A few days ago, Henry seems to recall, the OECD was warning us not to cut fiscal deficits too quickly, while today the IMF is urging what the AFR calls 'urgent spending cuts'. The RBA is saying it can do little or nothing to reduce what it (and Henry) sees as an overvalued exchange rate, and 'prominant economist', Professor Ross Garnaut wants a mix of tighter fiscal policy and easier monetary policy.
Whether Australia can resume normal growth with a clearly overvalued currency is a moot point, and the RBA says 'wait for it to fall, people, as it will when commodity prices fall and/or when the US Fed finally begins to withdraw extraordinary monetary stimulus'. What happens if neither of those pigs fly in the next year or so?
Will the Senate allow the Australian government to ditch the carbon tax and mining tax, and reduce other impediments to sustained growth? No-one knows.
Clearly the alphabet soup men, and economists and politicians generally, are in deep confusion.
Perhaps all this confusion is helping to produce cautious businesses and people and contributing to slower growth, indeed, entrenched mild depression?
The Gettysburg Addess
Date: Tuesday, November 19, 2013
Author: Henry Thornton
Serious people everywhere have been celebrating the 150th anniversary of President Lincoln's Gettysburg Addess.
President Lincoln delivered the 272 word Gettysburg Address on November 19, 1863 on the battlefield near Gettysburg, Pennsylvania.

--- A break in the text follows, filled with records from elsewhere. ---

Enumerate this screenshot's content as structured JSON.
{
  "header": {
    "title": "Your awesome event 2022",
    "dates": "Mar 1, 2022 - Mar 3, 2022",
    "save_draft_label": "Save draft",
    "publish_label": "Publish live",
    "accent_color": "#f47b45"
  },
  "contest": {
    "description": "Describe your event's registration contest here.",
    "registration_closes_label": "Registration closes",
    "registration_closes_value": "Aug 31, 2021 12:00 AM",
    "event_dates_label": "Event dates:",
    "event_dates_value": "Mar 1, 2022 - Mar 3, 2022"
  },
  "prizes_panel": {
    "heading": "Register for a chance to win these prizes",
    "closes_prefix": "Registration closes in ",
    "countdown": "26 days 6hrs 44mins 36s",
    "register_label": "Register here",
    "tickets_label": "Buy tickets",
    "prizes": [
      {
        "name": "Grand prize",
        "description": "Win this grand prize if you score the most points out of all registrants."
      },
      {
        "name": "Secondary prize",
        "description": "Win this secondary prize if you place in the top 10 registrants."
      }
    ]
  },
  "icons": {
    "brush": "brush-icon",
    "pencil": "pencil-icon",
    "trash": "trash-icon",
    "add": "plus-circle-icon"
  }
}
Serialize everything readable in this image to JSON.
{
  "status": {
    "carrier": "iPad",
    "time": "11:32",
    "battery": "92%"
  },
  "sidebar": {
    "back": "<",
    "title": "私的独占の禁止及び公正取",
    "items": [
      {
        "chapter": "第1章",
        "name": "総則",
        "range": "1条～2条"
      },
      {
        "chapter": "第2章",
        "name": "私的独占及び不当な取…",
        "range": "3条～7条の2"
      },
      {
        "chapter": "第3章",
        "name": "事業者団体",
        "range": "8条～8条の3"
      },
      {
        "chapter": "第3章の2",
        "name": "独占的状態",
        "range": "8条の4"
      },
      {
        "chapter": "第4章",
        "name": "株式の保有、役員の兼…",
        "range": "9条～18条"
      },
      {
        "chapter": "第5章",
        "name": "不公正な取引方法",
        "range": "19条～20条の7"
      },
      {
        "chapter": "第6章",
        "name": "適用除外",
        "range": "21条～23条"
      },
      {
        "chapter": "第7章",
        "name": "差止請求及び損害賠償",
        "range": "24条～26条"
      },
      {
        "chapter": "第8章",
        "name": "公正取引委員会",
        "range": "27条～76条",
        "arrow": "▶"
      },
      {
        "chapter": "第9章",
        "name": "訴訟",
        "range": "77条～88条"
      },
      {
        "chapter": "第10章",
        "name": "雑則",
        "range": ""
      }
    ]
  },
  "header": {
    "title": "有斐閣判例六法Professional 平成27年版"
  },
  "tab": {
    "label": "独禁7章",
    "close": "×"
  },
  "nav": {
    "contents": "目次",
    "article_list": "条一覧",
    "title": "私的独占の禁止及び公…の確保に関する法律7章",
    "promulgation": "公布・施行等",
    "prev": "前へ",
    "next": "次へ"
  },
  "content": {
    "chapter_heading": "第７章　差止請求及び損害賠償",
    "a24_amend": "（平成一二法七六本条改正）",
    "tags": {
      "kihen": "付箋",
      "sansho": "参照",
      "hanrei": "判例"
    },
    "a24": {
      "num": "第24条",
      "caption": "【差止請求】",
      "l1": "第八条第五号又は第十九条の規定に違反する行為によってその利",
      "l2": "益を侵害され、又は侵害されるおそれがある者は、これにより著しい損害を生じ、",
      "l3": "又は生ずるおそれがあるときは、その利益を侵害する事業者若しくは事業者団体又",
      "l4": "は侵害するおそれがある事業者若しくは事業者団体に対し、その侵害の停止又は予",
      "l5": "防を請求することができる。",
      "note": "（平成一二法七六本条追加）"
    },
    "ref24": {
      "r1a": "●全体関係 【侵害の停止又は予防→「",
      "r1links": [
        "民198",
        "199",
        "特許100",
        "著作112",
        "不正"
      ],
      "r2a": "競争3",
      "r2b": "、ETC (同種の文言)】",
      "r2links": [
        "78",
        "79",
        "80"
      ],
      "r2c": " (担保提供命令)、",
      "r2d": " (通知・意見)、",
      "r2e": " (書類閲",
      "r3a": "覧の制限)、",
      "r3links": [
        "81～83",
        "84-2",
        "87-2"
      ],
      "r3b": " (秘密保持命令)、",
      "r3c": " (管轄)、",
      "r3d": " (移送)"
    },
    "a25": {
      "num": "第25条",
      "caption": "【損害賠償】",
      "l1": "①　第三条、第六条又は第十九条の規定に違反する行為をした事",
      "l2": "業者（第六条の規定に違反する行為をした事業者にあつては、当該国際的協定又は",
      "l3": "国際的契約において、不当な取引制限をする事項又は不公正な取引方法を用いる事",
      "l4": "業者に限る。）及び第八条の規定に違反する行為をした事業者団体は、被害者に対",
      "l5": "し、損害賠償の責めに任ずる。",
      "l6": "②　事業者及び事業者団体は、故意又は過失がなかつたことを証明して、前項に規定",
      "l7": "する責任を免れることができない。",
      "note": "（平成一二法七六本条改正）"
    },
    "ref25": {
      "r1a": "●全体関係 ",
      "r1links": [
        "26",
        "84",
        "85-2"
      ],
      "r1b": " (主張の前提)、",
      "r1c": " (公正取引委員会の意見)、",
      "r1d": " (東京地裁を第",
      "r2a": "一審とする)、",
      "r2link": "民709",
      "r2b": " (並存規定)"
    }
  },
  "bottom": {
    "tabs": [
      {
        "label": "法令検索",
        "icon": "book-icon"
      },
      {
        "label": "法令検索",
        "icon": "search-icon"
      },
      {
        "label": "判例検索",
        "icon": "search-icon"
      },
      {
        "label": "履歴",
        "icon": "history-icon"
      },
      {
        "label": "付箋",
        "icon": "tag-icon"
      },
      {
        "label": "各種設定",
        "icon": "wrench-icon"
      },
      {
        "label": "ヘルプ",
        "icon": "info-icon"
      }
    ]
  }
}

"Fourscore and seven years ago our fathers brought forth, on this continent, a new nation, conceived in liberty, and dedicated to the proposition that all men are created equal. Now we are engaged in a great civil war, testing whether that nation, or any nation so conceived, and so dedicated, can long endure. We are met on a great battle-field of that war. We have come to dedicate a portion of that field, as a final resting-place for those who here gave their lives, that that nation might live. It is altogether fitting and proper that we should do this. But, in a larger sense, we cannot dedicate, we cannot consecrate—we cannot hallow—this ground. The brave men, living and dead, who struggled here, have consecrated it far above our poor power to add or detract. The world will little note, nor long remember what we say here, but it can never forget what they did here. It is for us the living, rather, to be dedicated here to the unfinished work which they who fought here have thus far so nobly advanced. It is rather for us to be here dedicated to the great task remaining before us—that from these honored dead we take increased devotion to that cause for which they here gave the last full measure of devotion—that we here highly resolve that these dead shall not have died in vain—that this nation, under God, shall have a new birth of freedom, and that government of the people, by the people, for the people, shall not perish from the earth."